Recently there was a welcome announcement from the federal government about plans for the creation of a national dental care program for low-income Canadians.
While it appears the plan will take some time to roll out, this is good news for many seniors who require good oral care. Unfortunately, many are not able to achieve the goal of good oral health because of financial issues. Now many seniors will be able to access the new plan because they are on or below the financial threshold.
Good oral health is important at all stages of life, but especially for older adults and seniors who are living longer and are also keeping their teeth longer than ever before. Good oral health is important to our overall well-being.
Good oral hygiene can help prevent the development of lung infections such as pneumonia. It can prevent gum disease which can damage the gum and bone that hold your teeth in place and may lead to painful chewing problems. In cases of severe gum disease, some people may lose their teeth which can lower self-esteem and reduce social interactions. We know that social isolation is related to serious negative health effects and a reduced quality of life for seniors.
Gum disease may increase the risk of heart attack and stroke. Poor oral health may increase the number of harmful bacteria found in the mouth, which may release toxins into the blood that can damage heart tissue.
Overall poor oral health is associated with a lower quality of life, according to information posted on the Canadian Dental Association website.
“With a healthy mouth you can eat, speak, and smile in comfort, which helps you feel physically, socially, and mentally well,” the CDA states. “A healthy mouth helps you enjoy life.”
Keeping up our oral health is important as we age, so how do we do that? The Canadian Dental Association suggest five ways to achieve good oral health. They suggest keeping your mouth clean, which includes brushing and flossing at least twice daily. You could also use a mouthwash and water pick. They suggest checking your mouth consistently for gum disease or gum cancer.
They suggest sticking to a good diet by eating a wide variety of healthy food and keeping your sugar and carbohydrates down to a minimum. For good dental health, half your plate should be made up of fruits and vegetables. Fruits and vegetables contain water and fibre as well as vitamins A and C, which are all important for gum health and building enamel.
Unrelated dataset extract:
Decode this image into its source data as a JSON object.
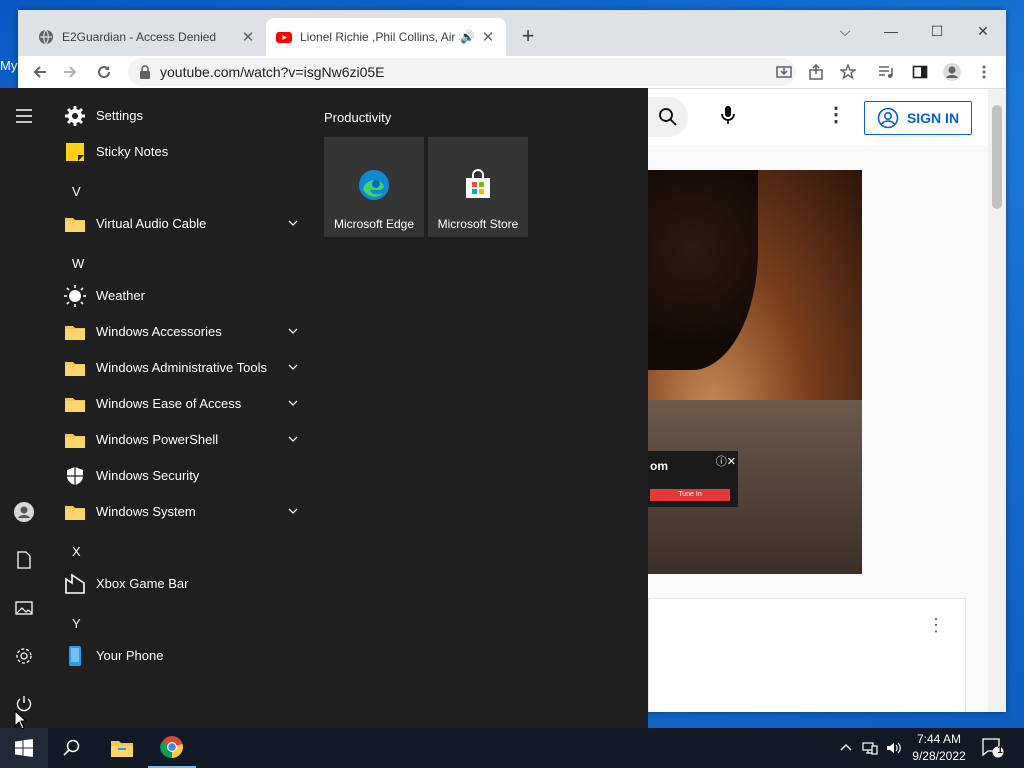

Lean cuts of protein are rich in phosphorus, a mineral that protects and rebuilds tooth enamel.
The CDA also suggests limiting the use of alcohol and avoiding smoking and vaping. Finally, they suggest seeing your dentist and/or dental hygienist regularly.
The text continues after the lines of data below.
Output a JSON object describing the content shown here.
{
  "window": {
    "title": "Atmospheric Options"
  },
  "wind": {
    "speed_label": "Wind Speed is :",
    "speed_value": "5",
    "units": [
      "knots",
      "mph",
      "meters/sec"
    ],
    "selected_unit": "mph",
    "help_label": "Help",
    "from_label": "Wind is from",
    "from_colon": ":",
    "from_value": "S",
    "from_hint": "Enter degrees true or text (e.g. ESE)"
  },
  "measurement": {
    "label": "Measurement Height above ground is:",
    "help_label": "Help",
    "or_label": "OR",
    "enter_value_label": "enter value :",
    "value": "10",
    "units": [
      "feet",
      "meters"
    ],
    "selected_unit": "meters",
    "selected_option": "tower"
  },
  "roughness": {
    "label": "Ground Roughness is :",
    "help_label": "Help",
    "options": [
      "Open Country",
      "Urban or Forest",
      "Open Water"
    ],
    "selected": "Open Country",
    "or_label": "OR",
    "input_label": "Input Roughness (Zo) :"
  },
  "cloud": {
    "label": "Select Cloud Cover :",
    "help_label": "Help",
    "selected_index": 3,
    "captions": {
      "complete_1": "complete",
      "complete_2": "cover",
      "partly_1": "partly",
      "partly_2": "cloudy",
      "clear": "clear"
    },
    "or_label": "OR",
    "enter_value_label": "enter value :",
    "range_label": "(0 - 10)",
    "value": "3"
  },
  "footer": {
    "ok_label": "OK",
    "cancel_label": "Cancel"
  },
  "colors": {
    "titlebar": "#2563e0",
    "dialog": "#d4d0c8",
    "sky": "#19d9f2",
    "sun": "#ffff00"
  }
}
As the CDA states, seeing a dentist regularly is part of a good oral health plan. But affording good dental care is a strain for many families. In the federal plan announced last month, children under 12 would be eligible starting later this year, but by 2023 the coverage would include 18-year-olds, seniors, and people living with disabilities. The program would be fully implemented by 2025, giving access to free dental care to the 6.5 million citizens currently going without. The financial threshold for accessing the plan is an annual income of $90,000 per family. Dental fees would be fully covered by the government for any person or family with an income of less than $70,000.
I think this will make an incredible difference in the lives of seniors who do not have coverage and cannot afford dental care. Research has shown that many seniors go without dental care – for some, making a choice between buying their medications and other necessary items or dentistry is a struggle, and paying for dentistry often loses.
For some seniors without dental coverage, when they experience an emergency or major dental issue, they often turn to hospital emergency rooms. This has a huge impact on the health care system both in terms of resources and time.
The Canadian Dental Association says that “48 per cent of Canadians who haven't seen a dentist in the past year have gum disease. Regular dental exams and professional cleanings are the best way to prevent and detect problems before they get worse.”
The hope is that with this new initiative we can improve oral health for seniors and others. And that is some good news to chew on.
Margaret Coates is the co-ordinator of Lionsview Seniors’ Planning Society. She has lived on the North Shore for 51 years and has worked for and with seniors for 26 of those years. Ideas for future columns are welcome – email firstname.lastname@example.org.